I come from a long line of strong women although they probably wouldn’t have thought so. One of the women I still get my own strength from is my mother’s mother, Marge. Although she passed away in 1980 at 76, I still think about her as one of the most inspirational women in my life. And I loved her so very much.
Marge spent a lot of her childhood in Hackensack, N.J., before moving back and forth to Brooklyn. She played in the County Court House dome while it was under construction and went sleigh riding down Essex Street when horse-drawn carriages ruled the road. On one treacherous ride as a 6-year-old, she got hit in the head by a horse, was rushed to a row house called Hackensack Hospital, and left with a metal plate in her head.
My grandmother had a hard life in those early years. She grew up without her mom, who died at the hands of a back-room abortionist because her parents could not afford a sixth child. Marge's family split up, and she stayed behind with her father and youngest brother. When her dad remarried, she still didn't get the mom — and the motherly guidance — she yearned for.
Marge had to quit high school at a very young age to go to work. Although she never got her diploma, she was one of the smartest — and strongest — women I have known. She worked hard for everything she got in life.

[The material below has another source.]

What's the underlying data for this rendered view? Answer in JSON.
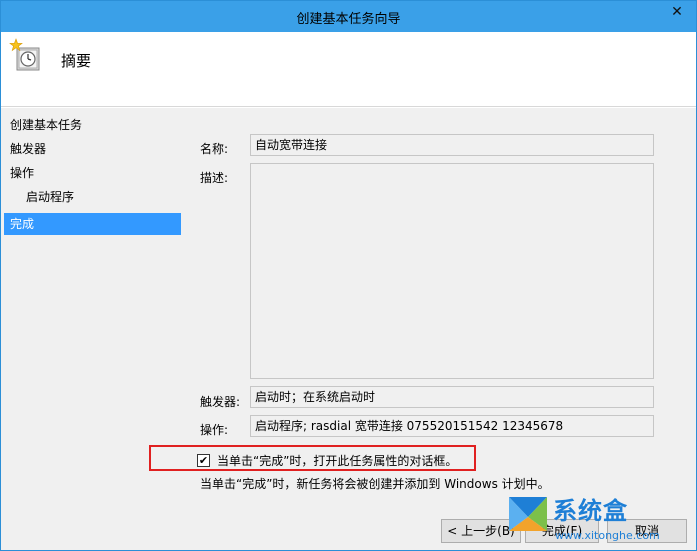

Marge always treasured her family. She married my grandfather when she was 19. By age 20, she gave birth to a 13-pound baby boy. Three days later, she had to bury him after a painful delivery. My mom, Adrienne, came along a few years later, and then finally her youngest son, John, was born. Years later, she buried my grandfather at 63, then watched her youngest son die a slow death from pancreatic cancer when he was 45 and a father of four.
Marge lived through the Great Depression and World War II rationing and was considered quite thrifty, well O.K., cheap. My cousins, brother and I never could understand why she kept her tea bag on the windowsill to use one more time before throwing it away. She used to say she "squeezed the nickel until the eagle screamed." I guess it was from all those years of doing without. Marge also was a betting gal. She liked to "decorate the mahogany" with a few coins (prounounced kerns if you came from Brooklyn) for a good hand of poker. She also liked to play the horses and taught her grandchildren how to read the racing tip sheets.
When Marge picked me up from grammar school each Monday afternoon, she wore red lipstick, a fancy hair do, and pop-it beads. Channel No 5 was her favorite perfume. She was very glamorous as seen through my young eyes. At 6 years old, I thought she looked like a movie star and felt so proud when she picked me up to spend the rest of the day with her.
As a senior citizen and widow, Marge read the Wall Street Journal and talked stocks with her broker almost every day. She also had a penchant for real estate. I guess that's why years before she talked my grandfather into buying a run-down summer house and 160 acres in the middle of the Adirondack parkland.
Marge became a businesswoman at a time when women didn’t think much about careers, yet alone start a business after 40. Although it might be a regular occurrence in this day and age, in the late 1950s, it was unheard of.
After raising her family, Marge decided to fulfill a dream and go to beauty school. I never found out why she had a liking for hair, but maybe she wanted to do something feminine after growing up without a mom.
Whatever the case, Marge was the oldest student in the school. After graduation, she bought her own salon, right on Anderson Street in Hackensack.
Marge ran Helen's Beauty Salon single-handedly for a number of years before selling the shop in the early ‘60s. The sale of her store front helped my grandparents buy their summer house in Brant Lake, N.Y., which has been enjoyed by all of us for almost three generations.
In her later years, Marge tended a garden and employed a have-a-heart trap to get rid of the woodchuck that was eating her vegetables. She also used a shotgun for that very same purpose. On these days, we'd find her in blue jeans and college sweatshirts she bought from thrift shops. My grandmother never got rich from her business dreams, but she was one of the richest women I've known. So most likely, she’d be the first one to say, “Go for it!” when I decide to fulfill mine.